**** RECORD SET ****

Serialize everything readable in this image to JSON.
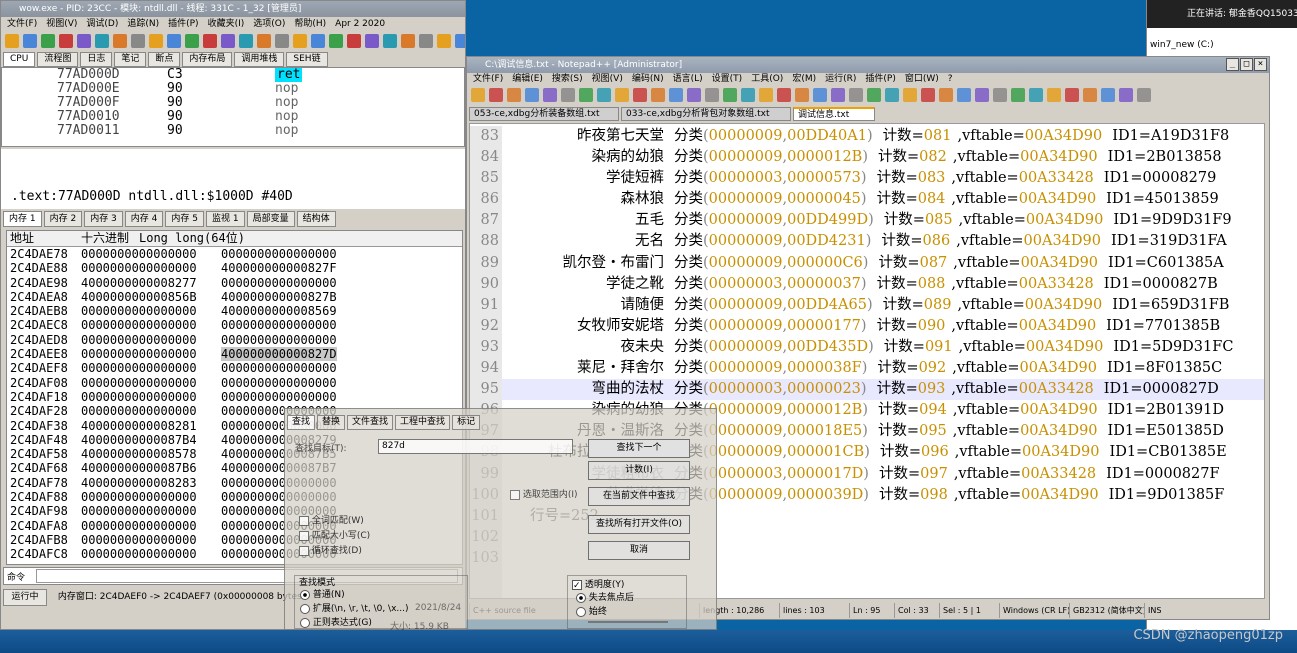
{
  "dbg": {
    "title": "wow.exe - PID: 23CC - 模块: ntdll.dll - 线程: 331C - 1_32 [管理员]",
    "menu": [
      "文件(F)",
      "视图(V)",
      "调试(D)",
      "追踪(N)",
      "插件(P)",
      "收藏夹(I)",
      "选项(O)",
      "帮助(H)",
      "Apr 2 2020"
    ],
    "tabs": [
      "CPU",
      "流程图",
      "日志",
      "笔记",
      "断点",
      "内存布局",
      "调用堆栈",
      "SEH链"
    ],
    "disasm": [
      [
        "77AD000D",
        "C3",
        "ret"
      ],
      [
        "77AD000E",
        "90",
        "nop"
      ],
      [
        "77AD000F",
        "90",
        "nop"
      ],
      [
        "77AD0010",
        "90",
        "nop"
      ],
      [
        "77AD0011",
        "90",
        "nop"
      ]
    ],
    "info": ".text:77AD000D ntdll.dll:$1000D #40D",
    "memtabs": [
      "内存 1",
      "内存 2",
      "内存 3",
      "内存 4",
      "内存 5",
      "监视 1",
      "局部变量",
      "结构体"
    ],
    "dump_headers": [
      "地址",
      "十六进制",
      "Long long(64位)"
    ],
    "dump": [
      [
        "2C4DAE78",
        "0000000000000000",
        "0000000000000000"
      ],
      [
        "2C4DAE88",
        "0000000000000000",
        "400000000000827F"
      ],
      [
        "2C4DAE98",
        "4000000000008277",
        "0000000000000000"
      ],
      [
        "2C4DAEA8",
        "400000000000856B",
        "400000000000827B"
      ],
      [
        "2C4DAEB8",
        "0000000000000000",
        "4000000000008569"
      ],
      [
        "2C4DAEC8",
        "0000000000000000",
        "0000000000000000"
      ],
      [
        "2C4DAED8",
        "0000000000000000",
        "0000000000000000"
      ],
      [
        "2C4DAEE8",
        "0000000000000000",
        "400000000000827D"
      ],
      [
        "2C4DAEF8",
        "0000000000000000",
        "0000000000000000"
      ],
      [
        "2C4DAF08",
        "0000000000000000",
        "0000000000000000"
      ],
      [
        "2C4DAF18",
        "0000000000000000",
        "0000000000000000"
      ],
      [
        "2C4DAF28",
        "0000000000000000",
        "0000000000000000"
      ],
      [
        "2C4DAF38",
        "4000000000008281",
        "0000000000000000"
      ],
      [
        "2C4DAF48",
        "40000000000087B4",
        "4000000000008279"
      ],
      [
        "2C4DAF58",
        "4000000000008578",
        "40000000000087B5"
      ],
      [
        "2C4DAF68",
        "40000000000087B6",
        "40000000000087B7"
      ],
      [
        "2C4DAF78",
        "4000000000008283",
        "0000000000000000"
      ],
      [
        "2C4DAF88",
        "0000000000000000",
        "0000000000000000"
      ],
      [
        "2C4DAF98",
        "0000000000000000",
        "0000000000000000"
      ],
      [
        "2C4DAFA8",
        "0000000000000000",
        "0000000000000000"
      ],
      [
        "2C4DAFB8",
        "0000000000000000",
        "0000000000000000"
      ],
      [
        "2C4DAFC8",
        "0000000000000000",
        "0000000000000000"
      ]
    ],
    "cmd_label": "命令",
    "status_left": "运行中",
    "status_text": "内存窗口: 2C4DAEF0 -> 2C4DAEF7 (0x00000008 bytes)"
  },
  "np": {
    "title": "C:\\调试信息.txt - Notepad++ [Administrator]",
    "menu": [
      "文件(F)",
      "编辑(E)",
      "搜索(S)",
      "视图(V)",
      "编码(N)",
      "语言(L)",
      "设置(T)",
      "工具(O)",
      "宏(M)",
      "运行(R)",
      "插件(P)",
      "窗口(W)",
      "?"
    ],
    "tabs": [
      "053-ce,xdbg分析装备数组.txt",
      "033-ce,xdbg分析背包对象数组.txt",
      "调试信息.txt"
    ],
    "lines": [
      {
        "n": "83",
        "name": "昨夜第七天堂",
        "a": "00000009",
        "b": "00DD40A1",
        "c": "081",
        "v": "00A34D90",
        "id": "A19D31F8"
      },
      {
        "n": "84",
        "name": "染病的幼狼",
        "a": "00000009",
        "b": "0000012B",
        "c": "082",
        "v": "00A34D90",
        "id": "2B013858"
      },
      {
        "n": "85",
        "name": "学徒短裤",
        "a": "00000003",
        "b": "00000573",
        "c": "083",
        "v": "00A33428",
        "id": "00008279"
      },
      {
        "n": "86",
        "name": "森林狼",
        "a": "00000009",
        "b": "00000045",
        "c": "084",
        "v": "00A34D90",
        "id": "45013859"
      },
      {
        "n": "87",
        "name": "五毛",
        "a": "00000009",
        "b": "00DD499D",
        "c": "085",
        "v": "00A34D90",
        "id": "9D9D31F9"
      },
      {
        "n": "88",
        "name": "无名",
        "a": "00000009",
        "b": "00DD4231",
        "c": "086",
        "v": "00A34D90",
        "id": "319D31FA"
      },
      {
        "n": "89",
        "name": "凯尔登・布雷门",
        "a": "00000009",
        "b": "000000C6",
        "c": "087",
        "v": "00A34D90",
        "id": "C601385A"
      },
      {
        "n": "90",
        "name": "学徒之靴",
        "a": "00000003",
        "b": "00000037",
        "c": "088",
        "v": "00A33428",
        "id": "0000827B"
      },
      {
        "n": "91",
        "name": "请随便",
        "a": "00000009",
        "b": "00DD4A65",
        "c": "089",
        "v": "00A34D90",
        "id": "659D31FB"
      },
      {
        "n": "92",
        "name": "女牧师安妮塔",
        "a": "00000009",
        "b": "00000177",
        "c": "090",
        "v": "00A34D90",
        "id": "7701385B"
      },
      {
        "n": "93",
        "name": "夜未央",
        "a": "00000009",
        "b": "00DD435D",
        "c": "091",
        "v": "00A34D90",
        "id": "5D9D31FC"
      },
      {
        "n": "94",
        "name": "莱尼・拜舍尔",
        "a": "00000009",
        "b": "0000038F",
        "c": "092",
        "v": "00A34D90",
        "id": "8F01385C"
      },
      {
        "n": "95",
        "name": "弯曲的法杖",
        "a": "00000003",
        "b": "00000023",
        "c": "093",
        "v": "00A33428",
        "id": "0000827D"
      },
      {
        "n": "96",
        "name": "染病的幼狼",
        "a": "00000009",
        "b": "0000012B",
        "c": "094",
        "v": "00A34D90",
        "id": "2B01391D"
      },
      {
        "n": "97",
        "name": "丹恩・温斯洛",
        "a": "00000009",
        "b": "000018E5",
        "c": "095",
        "v": "00A34D90",
        "id": "E501385D"
      },
      {
        "n": "98",
        "name": "杜布拉・托尔布雷",
        "a": "00000009",
        "b": "000001CB",
        "c": "096",
        "v": "00A34D90",
        "id": "CB01385E"
      },
      {
        "n": "99",
        "name": "学徒粗布衣",
        "a": "00000003",
        "b": "0000017D",
        "c": "097",
        "v": "00A33428",
        "id": "0000827F"
      },
      {
        "n": "100",
        "name": "萨满学徒",
        "a": "00000009",
        "b": "0000039D",
        "c": "098",
        "v": "00A34D90",
        "id": "9D01385F"
      }
    ],
    "line101": "行号=252",
    "line101n": "101",
    "line102n": "102",
    "line103n": "103",
    "kw_class": "分类",
    "kw_count": "计数=",
    "kw_vft": ",vftable=",
    "kw_id": "ID1=",
    "status": {
      "type": "C++ source file",
      "length": "length : 10,286",
      "lines": "lines : 103",
      "ln": "Ln : 95",
      "col": "Col : 33",
      "sel": "Sel : 5 | 1",
      "eol": "Windows (CR LF)",
      "enc": "GB2312 (简体中文)",
      "ins": "INS"
    }
  },
  "find": {
    "tabs": [
      "查找",
      "替换",
      "文件查找",
      "工程中查找",
      "标记"
    ],
    "label": "查找目标(T):",
    "value": "827d",
    "buttons": [
      "查找下一个",
      "计数(I)",
      "在当前文件中查找",
      "查找所有打开文件(O)",
      "取消"
    ],
    "options": [
      "选取范围内(I)",
      "全词匹配(W)",
      "匹配大小写(C)",
      "循环查找(D)"
    ],
    "mode_title": "查找模式",
    "modes": [
      "普通(N)",
      "扩展(\\n, \\r, \\t, \\0, \\x...)",
      "正则表达式(G)"
    ],
    "trans_label": "透明度(Y)",
    "trans_opts": [
      "失去焦点后",
      "始终"
    ],
    "bg_text": [
      "2021/8/24",
      "大小: 15.9 KB"
    ]
  },
  "right": {
    "speaking": "正在讲话: 郁金香QQ150330",
    "drive": "win7_new (C:)"
  },
  "watermark": "CSDN @zhaopeng01zp"
}
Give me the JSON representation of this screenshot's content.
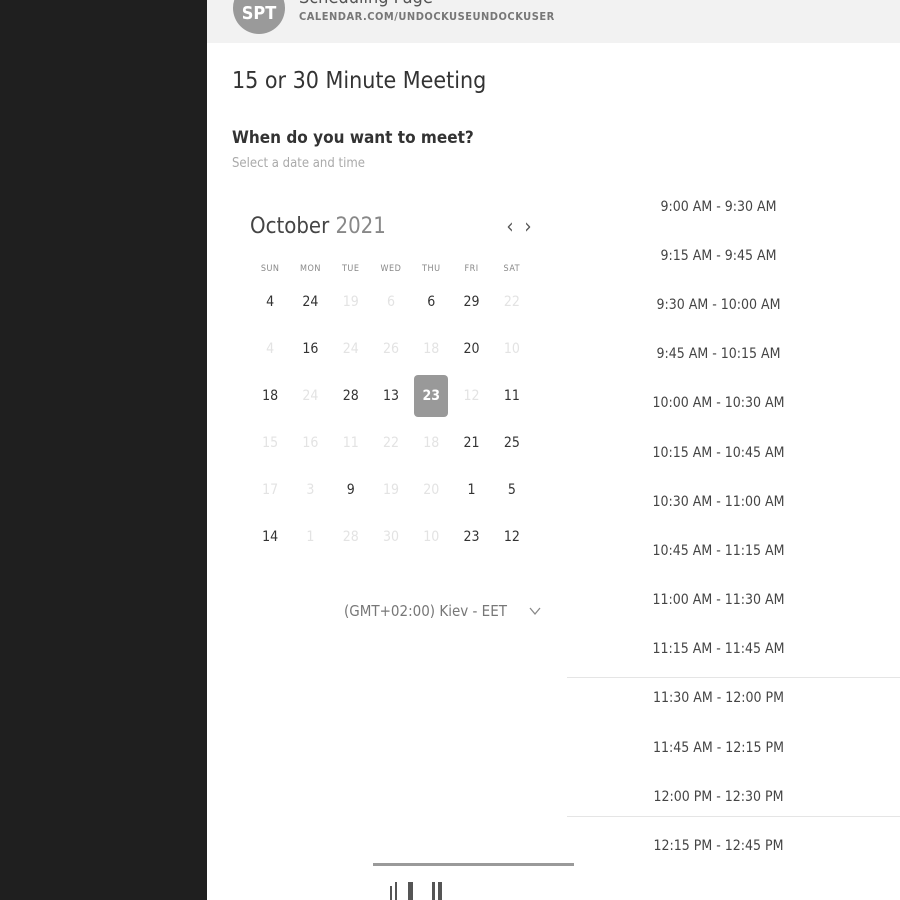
{
  "header": {
    "avatar_initials": "SPT",
    "page_title": "Scheduling Page",
    "url": "CALENDAR.COM/UNDOCKUSEUNDOCKUSER"
  },
  "meeting": {
    "title": "15 or 30 Minute Meeting",
    "question": "When do you want to meet?",
    "hint": "Select a date and time"
  },
  "calendar": {
    "month": "October",
    "year": "2021",
    "prev_icon": "chevron-left-icon",
    "next_icon": "chevron-right-icon",
    "weekdays": [
      "SUN",
      "MON",
      "TUE",
      "WED",
      "THU",
      "FRI",
      "SAT"
    ],
    "weeks": [
      [
        {
          "d": "4",
          "a": true
        },
        {
          "d": "24",
          "a": true
        },
        {
          "d": "19",
          "a": false
        },
        {
          "d": "6",
          "a": false
        },
        {
          "d": "6",
          "a": true
        },
        {
          "d": "29",
          "a": true
        },
        {
          "d": "22",
          "a": false
        }
      ],
      [
        {
          "d": "4",
          "a": false
        },
        {
          "d": "16",
          "a": true
        },
        {
          "d": "24",
          "a": false
        },
        {
          "d": "26",
          "a": false
        },
        {
          "d": "18",
          "a": false
        },
        {
          "d": "20",
          "a": true
        },
        {
          "d": "10",
          "a": false
        }
      ],
      [
        {
          "d": "18",
          "a": true
        },
        {
          "d": "24",
          "a": false
        },
        {
          "d": "28",
          "a": true
        },
        {
          "d": "13",
          "a": true
        },
        {
          "d": "23",
          "a": true,
          "selected": true
        },
        {
          "d": "12",
          "a": false
        },
        {
          "d": "11",
          "a": true
        }
      ],
      [
        {
          "d": "15",
          "a": false
        },
        {
          "d": "16",
          "a": false
        },
        {
          "d": "11",
          "a": false
        },
        {
          "d": "22",
          "a": false
        },
        {
          "d": "18",
          "a": false
        },
        {
          "d": "21",
          "a": true
        },
        {
          "d": "25",
          "a": true
        }
      ],
      [
        {
          "d": "17",
          "a": false
        },
        {
          "d": "3",
          "a": false
        },
        {
          "d": "9",
          "a": true
        },
        {
          "d": "19",
          "a": false
        },
        {
          "d": "20",
          "a": false
        },
        {
          "d": "1",
          "a": true
        },
        {
          "d": "5",
          "a": true
        }
      ],
      [
        {
          "d": "14",
          "a": true
        },
        {
          "d": "1",
          "a": false
        },
        {
          "d": "28",
          "a": false
        },
        {
          "d": "30",
          "a": false
        },
        {
          "d": "10",
          "a": false
        },
        {
          "d": "23",
          "a": true
        },
        {
          "d": "12",
          "a": true
        }
      ]
    ]
  },
  "timezone": {
    "label": "(GMT+02:00) Kiev - EET",
    "icon": "chevron-down-icon"
  },
  "time_slots": [
    "9:00 AM - 9:30 AM",
    "9:15 AM - 9:45 AM",
    "9:30 AM - 10:00 AM",
    "9:45 AM - 10:15 AM",
    "10:00 AM - 10:30 AM",
    "10:15 AM - 10:45 AM",
    "10:30 AM - 11:00 AM",
    "10:45 AM - 11:15 AM",
    "11:00 AM - 11:30 AM",
    "11:15 AM - 11:45 AM",
    "11:30 AM - 12:00 PM",
    "11:45 AM - 12:15 PM",
    "12:00 PM - 12:30 PM",
    "12:15 PM - 12:45 PM"
  ],
  "colors": {
    "sidebar": "#1f1f1f",
    "header_bg": "#f2f2f2",
    "selected_day": "#999999"
  }
}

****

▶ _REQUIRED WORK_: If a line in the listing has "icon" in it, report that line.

▶ _SOLUTION FOR THIS EXERCISE_:
    "prev_icon": "chevron-left-icon",
    "next_icon": "chevron-right-icon",
    "icon": "chevron-down-icon"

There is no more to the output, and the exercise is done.